I was curious I believe that sulfuric acid is "pickle" and used in
etching and is used in car batteries. Is the sulfuric acid out of
an old car battery too contaminated for use in jewelry?
Possibly not, but getting it out of the battery safely would be a
problem. I use battery acid as pickle, but I buy it from a local auto
parts store. Here in Memphis, a 6-qt container of 65-per-cent
sulfuric acid costs about $12 USD. I have had no more problem with
with diluting battery acid than with using Sparex or pool chemicals.
Diluted 4:1 with plain water, the result is 14.9-percent, and 5:1 is
12.14-per-cent. A standard mixture of Sparex is equal to about
12-per-cent acid. I usually mix mine a little on the "hot" side.
I do take a little more care with liquid acid. I typically wear
latex gloves, and a denim apron. My sleeves are rolled well up. I
wear safety glasses, so I usually don't use goggles or a face shield.
I dilute the acid near my sink, and have an open container of sodium
bi-carbonate nearby. I know that some on this forum would recommend a
full shoulder-to toe rubber apron, high rubber gloves, rubber boots
and a full face mask, and all work done under a fume hood to dilute
acid. I believe that the level of protection which I choose is
adequate and practical. Go to an automotive battery shop, and
observe the level of protection used by the mechanics. Sometimes they
will wear gloves and some type of eye protection, but usually not,
and usually no apron of any kind.
I will decant 65-per-cent acid into a beaker in the amount of

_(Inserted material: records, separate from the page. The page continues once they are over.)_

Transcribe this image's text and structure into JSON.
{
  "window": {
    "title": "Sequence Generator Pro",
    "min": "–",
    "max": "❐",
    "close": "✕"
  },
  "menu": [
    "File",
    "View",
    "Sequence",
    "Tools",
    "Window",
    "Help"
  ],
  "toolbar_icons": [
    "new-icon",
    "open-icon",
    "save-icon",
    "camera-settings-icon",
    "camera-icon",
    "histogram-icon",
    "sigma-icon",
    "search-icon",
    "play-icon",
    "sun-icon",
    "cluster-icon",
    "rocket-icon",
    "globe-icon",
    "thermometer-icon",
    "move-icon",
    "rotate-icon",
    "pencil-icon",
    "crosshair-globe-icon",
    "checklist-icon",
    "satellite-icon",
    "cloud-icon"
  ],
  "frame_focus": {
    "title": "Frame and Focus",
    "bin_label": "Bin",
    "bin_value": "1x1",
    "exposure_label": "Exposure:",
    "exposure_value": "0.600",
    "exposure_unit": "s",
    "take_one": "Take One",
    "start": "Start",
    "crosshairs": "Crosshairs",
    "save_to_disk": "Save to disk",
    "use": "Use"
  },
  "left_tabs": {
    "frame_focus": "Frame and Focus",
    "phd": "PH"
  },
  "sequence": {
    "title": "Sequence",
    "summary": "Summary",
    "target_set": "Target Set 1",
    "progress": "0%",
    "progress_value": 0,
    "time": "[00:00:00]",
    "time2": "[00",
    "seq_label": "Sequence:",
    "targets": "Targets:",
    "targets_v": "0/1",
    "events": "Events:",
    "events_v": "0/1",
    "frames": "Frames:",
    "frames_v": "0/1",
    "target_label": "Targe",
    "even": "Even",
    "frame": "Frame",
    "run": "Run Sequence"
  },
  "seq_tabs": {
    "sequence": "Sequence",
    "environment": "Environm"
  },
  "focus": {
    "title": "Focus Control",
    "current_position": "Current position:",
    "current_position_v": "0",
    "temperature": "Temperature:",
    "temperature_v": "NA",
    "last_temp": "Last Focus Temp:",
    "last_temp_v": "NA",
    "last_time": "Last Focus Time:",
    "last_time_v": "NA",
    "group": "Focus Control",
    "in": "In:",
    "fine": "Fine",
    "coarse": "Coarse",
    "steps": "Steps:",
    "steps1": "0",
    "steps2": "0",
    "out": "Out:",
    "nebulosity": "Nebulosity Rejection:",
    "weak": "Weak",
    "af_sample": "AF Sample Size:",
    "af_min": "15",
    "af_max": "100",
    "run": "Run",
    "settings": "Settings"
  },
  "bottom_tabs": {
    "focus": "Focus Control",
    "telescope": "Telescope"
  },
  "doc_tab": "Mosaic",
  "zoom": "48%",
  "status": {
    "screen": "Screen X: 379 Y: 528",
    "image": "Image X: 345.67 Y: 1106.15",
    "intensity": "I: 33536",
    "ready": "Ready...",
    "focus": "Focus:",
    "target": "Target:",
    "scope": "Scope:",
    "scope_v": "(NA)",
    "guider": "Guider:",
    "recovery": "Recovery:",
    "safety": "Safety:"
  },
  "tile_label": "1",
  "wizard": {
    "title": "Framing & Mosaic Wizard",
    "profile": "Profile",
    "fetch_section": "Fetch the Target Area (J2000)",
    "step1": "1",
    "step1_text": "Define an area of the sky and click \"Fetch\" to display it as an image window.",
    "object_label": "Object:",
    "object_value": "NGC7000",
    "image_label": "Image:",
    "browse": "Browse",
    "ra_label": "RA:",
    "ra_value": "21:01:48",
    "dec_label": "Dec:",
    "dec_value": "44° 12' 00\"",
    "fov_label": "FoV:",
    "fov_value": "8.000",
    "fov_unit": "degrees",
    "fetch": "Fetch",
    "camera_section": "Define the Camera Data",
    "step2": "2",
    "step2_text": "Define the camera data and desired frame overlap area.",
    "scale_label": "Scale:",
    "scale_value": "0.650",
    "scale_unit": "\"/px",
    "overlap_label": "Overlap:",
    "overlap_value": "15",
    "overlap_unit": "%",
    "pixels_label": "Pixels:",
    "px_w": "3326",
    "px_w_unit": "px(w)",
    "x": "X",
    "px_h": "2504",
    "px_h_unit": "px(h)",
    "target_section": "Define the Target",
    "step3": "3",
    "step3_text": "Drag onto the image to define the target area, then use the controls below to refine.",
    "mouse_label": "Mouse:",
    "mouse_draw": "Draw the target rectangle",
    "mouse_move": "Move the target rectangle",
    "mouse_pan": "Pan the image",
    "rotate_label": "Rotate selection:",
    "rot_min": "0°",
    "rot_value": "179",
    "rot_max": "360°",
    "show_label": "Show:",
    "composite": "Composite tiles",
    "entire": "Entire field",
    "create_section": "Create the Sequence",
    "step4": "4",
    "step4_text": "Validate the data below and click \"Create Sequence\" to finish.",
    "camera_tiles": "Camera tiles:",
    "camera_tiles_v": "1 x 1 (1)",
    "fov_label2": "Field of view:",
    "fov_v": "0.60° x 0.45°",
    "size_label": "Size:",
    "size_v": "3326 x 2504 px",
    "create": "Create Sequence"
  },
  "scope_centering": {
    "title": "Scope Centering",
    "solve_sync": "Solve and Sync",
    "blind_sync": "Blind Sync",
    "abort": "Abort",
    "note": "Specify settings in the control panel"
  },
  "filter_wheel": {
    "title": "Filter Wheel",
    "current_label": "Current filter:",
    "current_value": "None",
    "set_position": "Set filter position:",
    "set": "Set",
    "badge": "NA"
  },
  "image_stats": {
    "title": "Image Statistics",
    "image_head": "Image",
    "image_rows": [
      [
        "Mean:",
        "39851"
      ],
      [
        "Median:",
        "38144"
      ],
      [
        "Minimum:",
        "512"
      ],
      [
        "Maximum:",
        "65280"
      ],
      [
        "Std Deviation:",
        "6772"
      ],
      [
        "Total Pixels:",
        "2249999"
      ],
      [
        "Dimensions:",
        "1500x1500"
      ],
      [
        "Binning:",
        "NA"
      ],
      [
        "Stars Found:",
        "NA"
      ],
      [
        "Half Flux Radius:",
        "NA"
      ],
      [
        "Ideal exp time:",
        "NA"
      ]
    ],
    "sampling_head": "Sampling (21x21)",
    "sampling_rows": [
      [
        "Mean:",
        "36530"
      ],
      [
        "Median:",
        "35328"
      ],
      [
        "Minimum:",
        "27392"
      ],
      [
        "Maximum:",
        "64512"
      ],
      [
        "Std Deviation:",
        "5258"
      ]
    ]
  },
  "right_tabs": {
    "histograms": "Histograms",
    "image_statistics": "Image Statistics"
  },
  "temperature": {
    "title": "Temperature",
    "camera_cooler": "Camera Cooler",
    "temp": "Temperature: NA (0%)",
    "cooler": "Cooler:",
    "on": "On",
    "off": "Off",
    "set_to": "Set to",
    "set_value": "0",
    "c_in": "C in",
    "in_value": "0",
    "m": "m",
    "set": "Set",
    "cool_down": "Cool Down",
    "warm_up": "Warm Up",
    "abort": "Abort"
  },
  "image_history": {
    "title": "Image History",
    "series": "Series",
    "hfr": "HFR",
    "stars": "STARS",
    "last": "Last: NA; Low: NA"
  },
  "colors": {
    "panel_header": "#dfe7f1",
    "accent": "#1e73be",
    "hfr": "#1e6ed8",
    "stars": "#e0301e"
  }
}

one-fifth (or one-fourth) the volume of my pickle pot. I then put
the remaining 4-fifths (or 3-fourths) water into the cold pickle pot.
I then slowly add the acid to the water in the pot. A quick stir with
a plastic spoon and the pickle is ready to be heated. All this taking
the reasonable precaution of working carefully. Clean up afterward
so no stray drop of acid can get on clothing later.
As an additional benefit, using 65-per-cent acid is cheaper than
either Sparex or pool chemicals, and doesn't have the "goo" that I
associate with Sparex.